Oxycontin Abuse Withdrawal
Oxycontin abuse withdrawal symptoms can be problematic when abuse of this medication has led to addiction. Once a patient has become dependent on the drug, trying to stop usage leads to withdrawal symptoms. In recent years, abuse of this drug has become rampant among teenagers, among whom it is commonly referred to as “hillbilly heroin”.
Oxycontin abuse withdrawal symptoms can be just as severe as those for heroin abuse and other serious drugs. Normally, symptoms of withdrawal can begin six hours after the patient stops taking the drugs. These symptoms may be experienced for a week or so. However, this may vary from one individual to another, depending on the degree of abuse and other factors such as health, weight and length of addiction.

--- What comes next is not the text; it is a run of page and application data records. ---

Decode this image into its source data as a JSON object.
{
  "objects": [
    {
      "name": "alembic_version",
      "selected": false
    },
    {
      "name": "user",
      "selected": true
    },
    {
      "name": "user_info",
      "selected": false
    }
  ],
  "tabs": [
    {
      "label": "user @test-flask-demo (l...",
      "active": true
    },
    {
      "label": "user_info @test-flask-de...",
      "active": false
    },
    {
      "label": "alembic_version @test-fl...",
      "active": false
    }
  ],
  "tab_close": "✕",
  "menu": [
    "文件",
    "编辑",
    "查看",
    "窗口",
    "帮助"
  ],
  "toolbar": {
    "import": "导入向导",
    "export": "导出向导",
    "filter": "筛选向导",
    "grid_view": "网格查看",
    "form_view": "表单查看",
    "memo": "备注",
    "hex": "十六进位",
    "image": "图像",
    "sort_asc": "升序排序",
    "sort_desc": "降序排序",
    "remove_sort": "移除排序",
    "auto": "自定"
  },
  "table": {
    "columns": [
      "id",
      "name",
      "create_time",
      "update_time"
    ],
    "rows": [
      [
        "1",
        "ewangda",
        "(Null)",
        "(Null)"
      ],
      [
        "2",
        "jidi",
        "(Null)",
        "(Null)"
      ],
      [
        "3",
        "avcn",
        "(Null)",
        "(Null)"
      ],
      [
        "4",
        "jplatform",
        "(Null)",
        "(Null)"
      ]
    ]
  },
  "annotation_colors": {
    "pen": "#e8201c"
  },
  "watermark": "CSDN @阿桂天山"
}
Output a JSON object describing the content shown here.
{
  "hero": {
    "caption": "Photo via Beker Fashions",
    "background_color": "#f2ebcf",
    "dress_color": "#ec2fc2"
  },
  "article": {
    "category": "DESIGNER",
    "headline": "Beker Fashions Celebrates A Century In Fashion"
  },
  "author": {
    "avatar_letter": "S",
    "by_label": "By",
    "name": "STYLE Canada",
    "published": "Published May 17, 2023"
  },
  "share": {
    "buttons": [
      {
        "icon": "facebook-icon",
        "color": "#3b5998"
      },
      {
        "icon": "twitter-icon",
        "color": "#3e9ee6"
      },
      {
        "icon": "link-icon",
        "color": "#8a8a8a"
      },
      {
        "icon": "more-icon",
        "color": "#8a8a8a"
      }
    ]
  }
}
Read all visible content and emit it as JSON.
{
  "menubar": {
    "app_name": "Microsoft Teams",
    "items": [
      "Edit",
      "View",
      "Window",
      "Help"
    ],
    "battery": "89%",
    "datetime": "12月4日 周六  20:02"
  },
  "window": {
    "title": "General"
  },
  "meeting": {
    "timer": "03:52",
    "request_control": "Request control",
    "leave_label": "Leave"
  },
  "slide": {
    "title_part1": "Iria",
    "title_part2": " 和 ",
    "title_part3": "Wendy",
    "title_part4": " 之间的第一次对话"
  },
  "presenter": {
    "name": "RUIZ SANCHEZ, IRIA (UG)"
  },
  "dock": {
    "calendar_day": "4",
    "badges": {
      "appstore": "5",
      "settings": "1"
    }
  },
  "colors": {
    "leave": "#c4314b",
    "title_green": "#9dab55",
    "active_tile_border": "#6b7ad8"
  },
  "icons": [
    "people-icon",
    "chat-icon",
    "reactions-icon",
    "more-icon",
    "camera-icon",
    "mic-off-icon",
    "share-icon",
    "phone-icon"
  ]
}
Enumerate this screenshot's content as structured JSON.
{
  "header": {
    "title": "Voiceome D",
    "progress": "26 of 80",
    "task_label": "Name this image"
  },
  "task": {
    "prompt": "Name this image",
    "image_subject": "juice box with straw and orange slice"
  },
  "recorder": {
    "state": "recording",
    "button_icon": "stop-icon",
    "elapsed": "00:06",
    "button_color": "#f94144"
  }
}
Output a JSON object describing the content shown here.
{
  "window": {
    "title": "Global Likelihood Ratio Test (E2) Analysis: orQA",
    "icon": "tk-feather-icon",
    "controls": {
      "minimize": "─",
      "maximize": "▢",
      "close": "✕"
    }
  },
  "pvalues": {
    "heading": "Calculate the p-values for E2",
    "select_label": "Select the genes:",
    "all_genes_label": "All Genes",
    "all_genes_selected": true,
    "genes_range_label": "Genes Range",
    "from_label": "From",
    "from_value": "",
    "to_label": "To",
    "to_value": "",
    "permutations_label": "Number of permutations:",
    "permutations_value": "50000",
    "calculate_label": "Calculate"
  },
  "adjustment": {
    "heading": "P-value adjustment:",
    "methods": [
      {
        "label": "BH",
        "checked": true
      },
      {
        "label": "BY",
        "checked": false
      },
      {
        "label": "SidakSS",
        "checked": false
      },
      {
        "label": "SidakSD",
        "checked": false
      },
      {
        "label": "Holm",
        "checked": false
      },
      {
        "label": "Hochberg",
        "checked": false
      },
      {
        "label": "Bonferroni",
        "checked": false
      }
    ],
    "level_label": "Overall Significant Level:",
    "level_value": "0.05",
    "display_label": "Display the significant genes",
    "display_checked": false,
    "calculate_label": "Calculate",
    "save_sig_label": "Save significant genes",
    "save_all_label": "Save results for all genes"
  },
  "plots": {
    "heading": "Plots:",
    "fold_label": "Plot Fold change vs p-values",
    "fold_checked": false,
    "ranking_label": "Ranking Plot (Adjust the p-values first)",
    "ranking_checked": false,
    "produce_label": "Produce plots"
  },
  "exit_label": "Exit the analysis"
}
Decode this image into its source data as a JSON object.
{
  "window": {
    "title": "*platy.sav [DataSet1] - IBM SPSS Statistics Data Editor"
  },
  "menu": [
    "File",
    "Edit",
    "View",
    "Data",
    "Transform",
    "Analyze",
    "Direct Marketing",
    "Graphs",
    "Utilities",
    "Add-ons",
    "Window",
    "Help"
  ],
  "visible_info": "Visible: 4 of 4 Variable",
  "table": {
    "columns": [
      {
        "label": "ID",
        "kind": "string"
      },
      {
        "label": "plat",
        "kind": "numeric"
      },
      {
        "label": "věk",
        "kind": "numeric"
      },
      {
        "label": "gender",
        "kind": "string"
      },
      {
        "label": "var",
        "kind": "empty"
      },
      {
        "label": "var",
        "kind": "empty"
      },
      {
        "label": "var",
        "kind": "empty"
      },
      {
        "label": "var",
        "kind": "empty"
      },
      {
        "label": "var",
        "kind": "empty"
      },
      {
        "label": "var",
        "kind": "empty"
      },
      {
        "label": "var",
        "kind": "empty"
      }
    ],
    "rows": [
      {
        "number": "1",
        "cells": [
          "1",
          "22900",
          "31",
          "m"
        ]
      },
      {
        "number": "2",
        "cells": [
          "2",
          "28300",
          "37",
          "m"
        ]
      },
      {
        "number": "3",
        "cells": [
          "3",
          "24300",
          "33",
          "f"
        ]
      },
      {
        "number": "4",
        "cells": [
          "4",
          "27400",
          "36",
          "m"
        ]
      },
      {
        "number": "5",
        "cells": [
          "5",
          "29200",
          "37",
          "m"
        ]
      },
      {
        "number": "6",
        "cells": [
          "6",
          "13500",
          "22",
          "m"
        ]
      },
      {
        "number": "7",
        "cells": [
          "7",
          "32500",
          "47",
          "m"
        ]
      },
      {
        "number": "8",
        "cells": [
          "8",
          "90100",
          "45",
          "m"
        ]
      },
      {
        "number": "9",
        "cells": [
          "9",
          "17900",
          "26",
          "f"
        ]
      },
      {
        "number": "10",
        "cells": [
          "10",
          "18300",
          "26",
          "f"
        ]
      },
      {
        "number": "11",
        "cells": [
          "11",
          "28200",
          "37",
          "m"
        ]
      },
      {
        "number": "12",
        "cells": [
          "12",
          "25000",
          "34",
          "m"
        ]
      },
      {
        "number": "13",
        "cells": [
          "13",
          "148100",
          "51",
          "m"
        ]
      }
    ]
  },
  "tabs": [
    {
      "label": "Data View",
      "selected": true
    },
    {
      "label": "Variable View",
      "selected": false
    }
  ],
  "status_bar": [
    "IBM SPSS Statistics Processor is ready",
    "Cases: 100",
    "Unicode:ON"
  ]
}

Some of the Oxycontin abuse withdrawal symptoms that are likely to be experienced include fatigue and general body weakness, chills, hot or cold sweats, pains in the joints or muscles, nausea and vomiting, diarrhea, stomach cramps, uncontrollable coughing, increased heart rate, shallow breathing, involuntary leg movement, dry mouth and watery eyes. These physical symptoms may not all occur, but many patients will experience most of them.
Apart from the physical symptoms of oxycontin abuse and withdrawal, a number of mental or psychological symptoms may arise, including restlessness, confusion, insomnia, anxiety and depression.
An abuser will go through the symptoms whether they stop taking the drug voluntarily or involuntarily. Even people who are not real abusers may experience some symptoms if they stop taking the drug abruptly.
The Oxycontin abuse withdrawal symptoms can be treated to offer the patient some relief. A doctor may prescribe medication for the most severe symptoms. The medicine will obviously be free of oxycodone or any other opiate components. This treatment is commonly administered in rehabilitation centers when an abuser is admitted for treatment.
Other opiate substitutes can be used to treat the Oxycontin abuse withdrawal symptoms; these are Suboxone and methadone. These substitutes have the same effects as the Oxycontin. However, they can enable a patient to live a normal life and maintain their regular schedules. These drugs normally do not produce withdrawal effects as severe as those associated with Oxycontin withdrawal, especially if one quits the drugs gradually.
Normally, Oxycontin addiction is treated in rehab centers. The first stage of treatment is detoxification, in which the drug is completely flushed out of a person’s body. This can be done naturally simply by stopping use of the drug. However, for the treatment of severe addiction, medication may be necessary. During this stage, the patient will experience Oxycontin abuse withdrawal symptoms. However, they will get the help that they need to get through this.
After the physical dependence is treated, the patient’s mental dependence on the drug is addressed. Addicts often feel that they need the drug and cannot do without it. Trying to stop using it may bring about anxiety and confusion. If the abuser has been using the drug as a way of dealing with stress, they may be forced to face their problems and depression may temporarily result.